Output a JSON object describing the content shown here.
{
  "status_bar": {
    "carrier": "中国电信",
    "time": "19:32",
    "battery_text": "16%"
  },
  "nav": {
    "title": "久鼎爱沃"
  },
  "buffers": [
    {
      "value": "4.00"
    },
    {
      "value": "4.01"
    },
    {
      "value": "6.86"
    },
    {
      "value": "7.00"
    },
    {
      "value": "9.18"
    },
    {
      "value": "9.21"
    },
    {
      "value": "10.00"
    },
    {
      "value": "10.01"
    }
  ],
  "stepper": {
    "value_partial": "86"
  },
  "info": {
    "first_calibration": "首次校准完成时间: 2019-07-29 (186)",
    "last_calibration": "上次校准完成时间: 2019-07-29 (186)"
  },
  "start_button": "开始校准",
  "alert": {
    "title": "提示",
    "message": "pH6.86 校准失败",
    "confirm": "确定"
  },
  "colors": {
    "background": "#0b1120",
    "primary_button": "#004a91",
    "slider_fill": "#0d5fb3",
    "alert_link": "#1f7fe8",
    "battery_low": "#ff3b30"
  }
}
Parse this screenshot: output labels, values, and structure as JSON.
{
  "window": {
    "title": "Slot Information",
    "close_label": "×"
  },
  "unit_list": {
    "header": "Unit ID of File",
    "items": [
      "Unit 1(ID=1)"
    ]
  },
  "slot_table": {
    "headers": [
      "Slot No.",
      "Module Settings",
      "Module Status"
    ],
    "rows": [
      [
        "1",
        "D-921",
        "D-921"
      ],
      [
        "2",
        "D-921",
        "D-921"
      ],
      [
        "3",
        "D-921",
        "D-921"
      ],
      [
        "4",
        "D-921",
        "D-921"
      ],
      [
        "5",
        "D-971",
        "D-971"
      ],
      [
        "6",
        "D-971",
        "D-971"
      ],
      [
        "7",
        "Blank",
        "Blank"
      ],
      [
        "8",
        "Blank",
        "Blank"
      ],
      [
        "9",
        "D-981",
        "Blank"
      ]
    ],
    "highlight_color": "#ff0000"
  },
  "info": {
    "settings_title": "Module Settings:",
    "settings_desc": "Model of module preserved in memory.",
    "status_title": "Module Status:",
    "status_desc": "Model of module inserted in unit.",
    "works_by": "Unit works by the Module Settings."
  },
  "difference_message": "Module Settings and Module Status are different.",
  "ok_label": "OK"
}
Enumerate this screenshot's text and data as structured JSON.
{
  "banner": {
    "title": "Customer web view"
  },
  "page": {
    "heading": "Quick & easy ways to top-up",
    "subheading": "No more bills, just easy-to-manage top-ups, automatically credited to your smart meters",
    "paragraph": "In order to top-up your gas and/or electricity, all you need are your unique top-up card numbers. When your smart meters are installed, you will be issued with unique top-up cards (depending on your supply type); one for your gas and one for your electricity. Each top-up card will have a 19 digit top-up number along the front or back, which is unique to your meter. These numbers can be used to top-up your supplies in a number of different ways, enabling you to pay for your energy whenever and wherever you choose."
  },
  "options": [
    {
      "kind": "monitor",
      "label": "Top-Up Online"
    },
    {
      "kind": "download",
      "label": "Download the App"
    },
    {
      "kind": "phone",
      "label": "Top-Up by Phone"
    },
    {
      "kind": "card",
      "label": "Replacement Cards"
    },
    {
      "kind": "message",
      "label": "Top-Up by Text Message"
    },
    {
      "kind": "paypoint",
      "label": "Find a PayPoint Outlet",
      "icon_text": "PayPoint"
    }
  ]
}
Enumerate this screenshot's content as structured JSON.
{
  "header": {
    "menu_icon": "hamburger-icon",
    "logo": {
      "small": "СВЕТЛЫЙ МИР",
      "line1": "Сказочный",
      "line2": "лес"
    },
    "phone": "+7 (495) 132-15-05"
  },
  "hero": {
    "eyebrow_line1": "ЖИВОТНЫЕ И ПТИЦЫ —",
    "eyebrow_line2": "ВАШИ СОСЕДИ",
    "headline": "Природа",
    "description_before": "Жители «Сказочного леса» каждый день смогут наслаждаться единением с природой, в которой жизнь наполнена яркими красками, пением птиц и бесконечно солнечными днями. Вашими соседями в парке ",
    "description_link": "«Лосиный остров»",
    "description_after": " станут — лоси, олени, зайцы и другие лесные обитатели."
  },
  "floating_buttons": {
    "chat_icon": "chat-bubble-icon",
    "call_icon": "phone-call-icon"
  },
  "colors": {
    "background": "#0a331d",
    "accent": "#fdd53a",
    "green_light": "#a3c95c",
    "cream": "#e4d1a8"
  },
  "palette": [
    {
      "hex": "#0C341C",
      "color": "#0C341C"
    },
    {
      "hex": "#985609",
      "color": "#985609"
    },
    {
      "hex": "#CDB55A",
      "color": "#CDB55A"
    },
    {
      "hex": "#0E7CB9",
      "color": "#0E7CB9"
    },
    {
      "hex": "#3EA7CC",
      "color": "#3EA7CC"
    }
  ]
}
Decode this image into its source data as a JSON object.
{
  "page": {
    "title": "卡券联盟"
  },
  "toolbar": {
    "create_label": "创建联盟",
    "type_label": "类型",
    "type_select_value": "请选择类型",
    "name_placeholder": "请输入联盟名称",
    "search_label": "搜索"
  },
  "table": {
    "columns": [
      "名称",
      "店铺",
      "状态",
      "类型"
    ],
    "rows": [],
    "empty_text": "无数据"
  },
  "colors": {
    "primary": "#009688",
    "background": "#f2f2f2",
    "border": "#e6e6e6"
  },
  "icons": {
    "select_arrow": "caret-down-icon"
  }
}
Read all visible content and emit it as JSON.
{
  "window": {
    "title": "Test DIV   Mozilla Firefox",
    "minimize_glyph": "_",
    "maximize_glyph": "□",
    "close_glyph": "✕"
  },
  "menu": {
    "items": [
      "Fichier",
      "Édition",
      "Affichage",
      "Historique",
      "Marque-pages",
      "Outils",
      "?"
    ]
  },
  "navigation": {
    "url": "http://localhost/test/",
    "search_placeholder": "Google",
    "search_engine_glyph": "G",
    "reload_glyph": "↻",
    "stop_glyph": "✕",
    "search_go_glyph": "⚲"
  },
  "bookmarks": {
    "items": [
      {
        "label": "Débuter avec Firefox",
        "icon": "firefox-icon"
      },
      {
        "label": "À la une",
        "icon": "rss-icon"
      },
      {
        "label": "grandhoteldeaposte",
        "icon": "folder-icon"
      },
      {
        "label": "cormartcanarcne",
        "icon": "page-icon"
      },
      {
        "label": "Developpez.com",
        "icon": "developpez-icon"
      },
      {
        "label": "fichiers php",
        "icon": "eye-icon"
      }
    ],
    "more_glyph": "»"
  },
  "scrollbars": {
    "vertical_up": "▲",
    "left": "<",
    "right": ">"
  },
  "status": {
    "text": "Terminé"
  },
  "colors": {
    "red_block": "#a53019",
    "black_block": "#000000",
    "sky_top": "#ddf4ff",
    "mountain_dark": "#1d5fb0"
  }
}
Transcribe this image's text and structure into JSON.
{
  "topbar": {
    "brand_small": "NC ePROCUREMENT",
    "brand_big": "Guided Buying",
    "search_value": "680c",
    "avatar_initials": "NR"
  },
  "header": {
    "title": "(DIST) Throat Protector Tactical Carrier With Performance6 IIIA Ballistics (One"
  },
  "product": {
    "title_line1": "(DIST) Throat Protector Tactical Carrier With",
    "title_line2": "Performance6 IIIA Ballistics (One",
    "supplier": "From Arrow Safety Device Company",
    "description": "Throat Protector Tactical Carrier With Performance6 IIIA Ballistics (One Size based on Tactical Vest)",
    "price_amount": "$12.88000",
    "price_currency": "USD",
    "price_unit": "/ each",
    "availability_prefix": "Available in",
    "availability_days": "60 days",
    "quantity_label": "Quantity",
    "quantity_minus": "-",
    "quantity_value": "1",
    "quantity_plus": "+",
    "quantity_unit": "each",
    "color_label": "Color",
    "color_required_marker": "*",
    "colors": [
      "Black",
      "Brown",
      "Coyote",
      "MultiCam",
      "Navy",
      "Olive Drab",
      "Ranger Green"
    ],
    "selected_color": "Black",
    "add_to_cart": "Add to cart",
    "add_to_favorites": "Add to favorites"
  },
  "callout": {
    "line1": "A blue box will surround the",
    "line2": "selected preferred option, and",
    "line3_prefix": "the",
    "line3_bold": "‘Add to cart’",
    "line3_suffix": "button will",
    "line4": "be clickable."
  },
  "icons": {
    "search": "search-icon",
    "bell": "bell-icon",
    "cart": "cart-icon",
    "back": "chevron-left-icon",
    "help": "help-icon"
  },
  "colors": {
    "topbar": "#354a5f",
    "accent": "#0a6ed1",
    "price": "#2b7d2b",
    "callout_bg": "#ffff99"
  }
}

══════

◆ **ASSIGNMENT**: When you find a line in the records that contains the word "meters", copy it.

◆ **YOUR SOLUTION**:
    "subheading": "No more bills, just easy-to-manage top-ups, automatically credited to your smart meters",
    "paragraph": "In order to top-up your gas and/or electricity, all you need are your unique top-up card numbers. When your smart meters are installed, you will be issued with unique top-up cards (depending on your supply type); one for your gas and one for your electricity. Each top-up card will have a 19 digit top-up number along the front or back, which is unique to your meter. These numbers can be used to top-up your supplies in a number of different ways, enabling you to pay for your energy whenever and wherever you choose."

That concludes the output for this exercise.